Close
Contents

Same old, same old, or time to change our approach?

David Mead, CEO of Future Proof asks whether we need to change our approach to protection.

same old, same old, or time to change our approach

As an occasional contributor at and a regular attendee of industry conferences, I have on occasion begun to realise that I am getting an increasing sense of déjà vu.

There is lots of well-meaning discussion about what ‘we’ as an industry can do to grow the market. How can we encourage or even persuade more people to buy protection products which will be there for them and their families in the event that they were unable to work due to ill health, were diagnosed with a critical illness, or God forbid if they were to die?

The industry as a whole has tried many different approaches, including developing more comprehensive policies and covering more and more conditions. Definitions (the small print) have been improved so that the policy holder is more likely to be paid the benefit in the event of a serious incident, such as a heart attack. Developing faster and smarter online application journeys, making it easier for advisers to apply for cover. The welcome publishing of claims statistics has gone some way to re-assuring consumers that claims are paid. Training advisers so that they have the knowledge and confidence to discuss protection with their clients and last but not least the continuous downwards pressure on pricing.
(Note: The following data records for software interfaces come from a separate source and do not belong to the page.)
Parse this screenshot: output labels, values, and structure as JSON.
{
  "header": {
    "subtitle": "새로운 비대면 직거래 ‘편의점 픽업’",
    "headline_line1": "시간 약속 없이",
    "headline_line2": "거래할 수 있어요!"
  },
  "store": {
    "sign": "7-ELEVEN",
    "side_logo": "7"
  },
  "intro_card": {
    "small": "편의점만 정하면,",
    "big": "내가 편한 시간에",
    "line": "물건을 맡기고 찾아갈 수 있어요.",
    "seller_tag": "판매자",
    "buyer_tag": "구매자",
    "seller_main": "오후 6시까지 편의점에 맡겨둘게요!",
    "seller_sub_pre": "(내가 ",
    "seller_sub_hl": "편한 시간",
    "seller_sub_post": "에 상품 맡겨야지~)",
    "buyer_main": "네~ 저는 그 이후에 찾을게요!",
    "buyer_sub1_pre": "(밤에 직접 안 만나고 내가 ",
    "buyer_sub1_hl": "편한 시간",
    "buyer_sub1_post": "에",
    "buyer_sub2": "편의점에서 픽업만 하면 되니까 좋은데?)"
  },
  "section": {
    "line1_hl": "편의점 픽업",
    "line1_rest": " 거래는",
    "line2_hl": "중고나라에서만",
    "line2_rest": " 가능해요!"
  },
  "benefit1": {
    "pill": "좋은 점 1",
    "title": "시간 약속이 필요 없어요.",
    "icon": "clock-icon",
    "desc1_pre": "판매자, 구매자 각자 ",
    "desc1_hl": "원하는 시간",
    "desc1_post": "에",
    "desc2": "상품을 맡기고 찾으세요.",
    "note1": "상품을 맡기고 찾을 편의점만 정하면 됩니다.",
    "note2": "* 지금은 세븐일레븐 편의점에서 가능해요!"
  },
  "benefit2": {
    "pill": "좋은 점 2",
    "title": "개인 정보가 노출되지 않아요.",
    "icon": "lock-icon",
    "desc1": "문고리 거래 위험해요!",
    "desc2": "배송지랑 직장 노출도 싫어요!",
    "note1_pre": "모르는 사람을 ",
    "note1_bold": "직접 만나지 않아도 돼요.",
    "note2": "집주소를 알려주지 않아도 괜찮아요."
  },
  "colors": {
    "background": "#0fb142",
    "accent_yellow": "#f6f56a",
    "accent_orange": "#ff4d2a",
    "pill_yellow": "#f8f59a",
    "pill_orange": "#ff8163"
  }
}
The fact of the matter is, none of these incentives or campaigns seem to be making an impact. Sales of protection policies have largely remained flat for several years.

There are approximately 22,000 financial advisers in the UK. This means there is one adviser for approximately every 2,300 adults. Even if every adviser was discussing protection with every client, it is clear the majority of clients probably never get the opportunity to discuss their concerns and get the important advice that they need. To compound this chronic undersupply of advisers, it is clear that many don’t discuss protection with their clients. This is how we’ve ended up in a place where about 30% of people with a mortgage don’t have even basic life.

There appear to be many reasons why this may be:

As a result of these challenges, many firms are creating partnerships or collaborations and are now introducing their clients to proven Protection specialists. However entering into these relationships needs to be considered carefully and is often seen as a leap of faith. Thorough due-diligence should be carried out. Google searches will also provide a lot of helpful intel about your potential partner, just as TripAdvisor does for so many of us now before we book a holiday.

Key questions to ask a protection specialist would be:

We all have a duty of care to our clients. None of us wants to be told that a client has fallen seriously ill, or has passed away and then to be asked by the client’s family what cover we advised them to set up when we arranged their mortgage or advised them on their pension or investments.

There is a huge untapped potential income that collaboration with a specialist could help you bring on stream. There are millions of people who need protection advice.

Imagine the impact if all 22,000 advisers truly engaged with protection and either arranged cover for their clients themselves, or referred them to a trusted partner?

It could be a real game-changer!

Previous Article Next Article

Big Read partners:

Red Arc Logo
Scor Global Life Logo
The Exeter Logo
Amii Logo
Apfa Logo
Hannover Re Logo

Keep on top of industry developments by email